And every single fight’s alright/with my brain I just want to feel everything
– Fiona Apple

The 6am car rides. The piercing, promise of the clear blue sky and another day wasted. The GWB. The 12 dollar toll. The 25 dollar parking lot. Columbia Presbyterian Hospital, O, Castle of Miserable, of clinical depression, my twenties and staggering convulsions of darkness. 8th floor, Neurology, The Epileptic Monitoring Unit, with its polished hardwood hallway floors that no patient could appreciate, tethered to the wall by a tangle of electronics, sanctioned to the bed by guard rail for safety, emergency cords and alarms. Home of the wires, the glue, the air guns, the always acetone smell. The crying children, the pulled hair, their haggard mothers praying over their sleeping bodies. The hall always whispering with 24 hour cameras, transfers, the whirring and clicking of the CT scans, the burn of nuclear medicine. The acronyms: PET scans, SPECTS scans, WADA test, VNS implant. No privacy, a tendency to seize in the bathroom, Sorry, we’re short staffed, we have to help who we can get to first. View of the Hudson; same room twice irony, summers smell like stale air conditioning and hospital cleaner, all the meals boiled and never quite reaching my mouth. IV in my left arm. Can’t write. Bruises, nausea, withdrawal, the pounds lost, shaved head, the steel spike migraines. Readmissions. The first DNR. Always Fox News. Vonnegut dies. 15 doctors a day and always alone. My mother asleep in a chair, no spare pillows making do for 19 days and always alone.

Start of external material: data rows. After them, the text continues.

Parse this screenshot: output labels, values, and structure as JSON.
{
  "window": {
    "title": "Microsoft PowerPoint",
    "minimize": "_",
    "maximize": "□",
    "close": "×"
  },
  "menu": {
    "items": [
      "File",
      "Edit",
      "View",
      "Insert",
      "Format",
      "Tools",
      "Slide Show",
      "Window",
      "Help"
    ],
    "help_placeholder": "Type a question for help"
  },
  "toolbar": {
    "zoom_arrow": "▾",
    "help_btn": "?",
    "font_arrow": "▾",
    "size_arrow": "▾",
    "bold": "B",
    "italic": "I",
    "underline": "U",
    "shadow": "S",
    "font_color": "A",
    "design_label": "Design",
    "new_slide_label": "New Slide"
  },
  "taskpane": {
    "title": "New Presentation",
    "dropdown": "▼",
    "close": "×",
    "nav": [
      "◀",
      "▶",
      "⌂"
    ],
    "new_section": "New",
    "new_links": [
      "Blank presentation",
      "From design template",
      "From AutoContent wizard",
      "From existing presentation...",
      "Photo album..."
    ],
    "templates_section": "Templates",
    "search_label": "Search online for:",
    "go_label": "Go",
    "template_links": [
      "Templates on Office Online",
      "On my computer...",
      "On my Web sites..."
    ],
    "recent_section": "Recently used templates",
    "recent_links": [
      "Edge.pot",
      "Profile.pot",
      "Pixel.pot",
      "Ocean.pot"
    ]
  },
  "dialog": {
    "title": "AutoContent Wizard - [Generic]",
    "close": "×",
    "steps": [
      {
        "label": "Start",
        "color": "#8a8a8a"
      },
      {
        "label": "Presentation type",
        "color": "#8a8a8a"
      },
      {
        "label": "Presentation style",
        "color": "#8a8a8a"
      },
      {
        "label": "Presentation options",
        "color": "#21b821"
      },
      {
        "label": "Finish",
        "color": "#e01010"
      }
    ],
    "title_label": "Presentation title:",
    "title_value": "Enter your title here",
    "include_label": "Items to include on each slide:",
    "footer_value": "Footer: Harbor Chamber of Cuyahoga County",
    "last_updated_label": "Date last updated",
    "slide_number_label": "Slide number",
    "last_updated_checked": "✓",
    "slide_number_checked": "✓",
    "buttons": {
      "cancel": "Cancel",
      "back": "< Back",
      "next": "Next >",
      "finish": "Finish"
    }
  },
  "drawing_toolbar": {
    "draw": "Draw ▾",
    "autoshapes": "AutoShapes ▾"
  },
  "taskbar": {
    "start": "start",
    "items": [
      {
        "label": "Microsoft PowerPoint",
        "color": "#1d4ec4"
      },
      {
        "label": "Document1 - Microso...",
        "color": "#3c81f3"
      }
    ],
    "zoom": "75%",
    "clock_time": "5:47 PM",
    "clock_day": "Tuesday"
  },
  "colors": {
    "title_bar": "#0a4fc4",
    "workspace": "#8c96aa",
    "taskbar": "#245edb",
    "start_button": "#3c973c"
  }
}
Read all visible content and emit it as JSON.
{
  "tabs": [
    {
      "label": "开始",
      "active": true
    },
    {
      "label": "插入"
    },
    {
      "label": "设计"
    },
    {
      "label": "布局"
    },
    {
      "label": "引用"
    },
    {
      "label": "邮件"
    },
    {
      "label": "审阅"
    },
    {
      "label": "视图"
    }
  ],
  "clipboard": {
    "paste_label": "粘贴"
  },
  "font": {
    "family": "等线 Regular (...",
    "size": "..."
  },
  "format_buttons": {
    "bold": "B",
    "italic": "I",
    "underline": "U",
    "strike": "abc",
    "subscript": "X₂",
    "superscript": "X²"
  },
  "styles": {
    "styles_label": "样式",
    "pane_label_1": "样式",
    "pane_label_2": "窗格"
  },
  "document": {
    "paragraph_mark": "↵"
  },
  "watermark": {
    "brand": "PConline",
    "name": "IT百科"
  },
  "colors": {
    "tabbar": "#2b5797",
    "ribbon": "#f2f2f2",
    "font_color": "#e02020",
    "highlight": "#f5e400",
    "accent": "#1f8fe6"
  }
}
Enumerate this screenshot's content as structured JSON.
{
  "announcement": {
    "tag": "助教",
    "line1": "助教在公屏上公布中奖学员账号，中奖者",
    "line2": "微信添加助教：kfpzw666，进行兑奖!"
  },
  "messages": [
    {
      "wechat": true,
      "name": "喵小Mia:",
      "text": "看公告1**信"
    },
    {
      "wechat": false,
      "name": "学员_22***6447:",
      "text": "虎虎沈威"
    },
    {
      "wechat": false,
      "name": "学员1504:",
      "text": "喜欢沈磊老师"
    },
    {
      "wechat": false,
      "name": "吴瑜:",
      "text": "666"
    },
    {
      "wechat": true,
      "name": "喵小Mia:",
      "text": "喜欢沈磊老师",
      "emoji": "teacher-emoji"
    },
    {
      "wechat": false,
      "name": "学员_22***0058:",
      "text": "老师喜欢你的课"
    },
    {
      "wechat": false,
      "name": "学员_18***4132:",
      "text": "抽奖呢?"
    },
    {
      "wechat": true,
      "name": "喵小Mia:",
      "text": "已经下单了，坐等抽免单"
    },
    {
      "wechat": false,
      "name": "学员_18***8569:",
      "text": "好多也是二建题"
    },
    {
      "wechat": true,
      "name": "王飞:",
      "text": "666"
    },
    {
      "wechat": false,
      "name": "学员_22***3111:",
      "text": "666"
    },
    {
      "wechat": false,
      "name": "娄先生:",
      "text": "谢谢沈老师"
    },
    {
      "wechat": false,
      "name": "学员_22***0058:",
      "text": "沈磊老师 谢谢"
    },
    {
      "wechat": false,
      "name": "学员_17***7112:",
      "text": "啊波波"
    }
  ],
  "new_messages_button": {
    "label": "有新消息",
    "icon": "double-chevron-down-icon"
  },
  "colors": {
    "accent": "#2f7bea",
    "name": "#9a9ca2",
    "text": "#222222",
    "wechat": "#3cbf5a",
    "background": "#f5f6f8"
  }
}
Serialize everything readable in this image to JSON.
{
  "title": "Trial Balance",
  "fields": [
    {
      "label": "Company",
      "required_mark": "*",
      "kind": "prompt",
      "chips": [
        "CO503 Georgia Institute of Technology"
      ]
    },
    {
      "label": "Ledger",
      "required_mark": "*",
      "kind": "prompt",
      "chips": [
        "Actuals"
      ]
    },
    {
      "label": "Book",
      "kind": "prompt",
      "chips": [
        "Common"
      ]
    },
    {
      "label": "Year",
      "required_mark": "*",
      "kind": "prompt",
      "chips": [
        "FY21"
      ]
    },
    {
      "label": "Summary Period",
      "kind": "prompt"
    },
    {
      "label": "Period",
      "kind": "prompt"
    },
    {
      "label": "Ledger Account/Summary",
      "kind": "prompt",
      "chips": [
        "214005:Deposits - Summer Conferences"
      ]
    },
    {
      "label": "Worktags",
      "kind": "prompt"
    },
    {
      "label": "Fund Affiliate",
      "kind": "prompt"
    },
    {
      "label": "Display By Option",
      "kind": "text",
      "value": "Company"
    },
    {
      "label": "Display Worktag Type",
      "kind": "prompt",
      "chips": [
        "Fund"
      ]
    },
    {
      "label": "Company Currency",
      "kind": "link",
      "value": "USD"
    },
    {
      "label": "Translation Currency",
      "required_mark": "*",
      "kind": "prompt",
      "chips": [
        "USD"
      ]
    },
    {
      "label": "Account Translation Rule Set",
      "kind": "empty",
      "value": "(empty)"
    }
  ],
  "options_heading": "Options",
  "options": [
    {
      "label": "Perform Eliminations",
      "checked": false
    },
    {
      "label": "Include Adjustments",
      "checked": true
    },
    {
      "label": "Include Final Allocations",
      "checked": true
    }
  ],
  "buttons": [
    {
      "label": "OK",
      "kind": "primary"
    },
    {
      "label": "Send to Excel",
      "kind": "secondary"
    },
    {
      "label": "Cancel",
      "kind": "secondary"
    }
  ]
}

Keeping myself up flipping through the same 13 channels at 2 AM, watching American Gladiators reruns, laughing at what we thought was strong because sleep deprivation, alone. Fifth medication failure asking God why and getting no response, alone. Recurring nightmares surgical steel shining and MRI backlit, alone. My now husband there every day, holding my hand every time I go into the dark, every time I lose consciousness. Still there are no words for lungs that clench closed, a throat that fills with concrete, the words I love you frozen in a mind that only hears ringing, sees colors as my brain give into the misfiring electrical current running it rampant. I go into every seizure always. Alone.

 


SaraEve Fermin

Born and raised in New Jersey, SaraEve is a performance poet and epilepsy advocate from Union City. She is currently the editor-in-chief of Wicked Banshee Press (2014) and has competed in the 2013 Women of the World Poetry Slam. She now features and competes locally, regionally and nationally and is a regular volunteer at National Poetry Slam events. A member of the Poetry Slam Inc. Advocacy Group, SaraEve has facilitated workshops on Performance Poetry and Invisible Illness on both a local and national level. Her work can be found in Ghost House Review, Red Paint Hill Quarterly, Free Verse, Transcendence and Swimming With Elephants ‘Light As A Feather’ Anthology. A Stephen King nerd, she is currently involved in a 100 submissions challenge. Learn more here!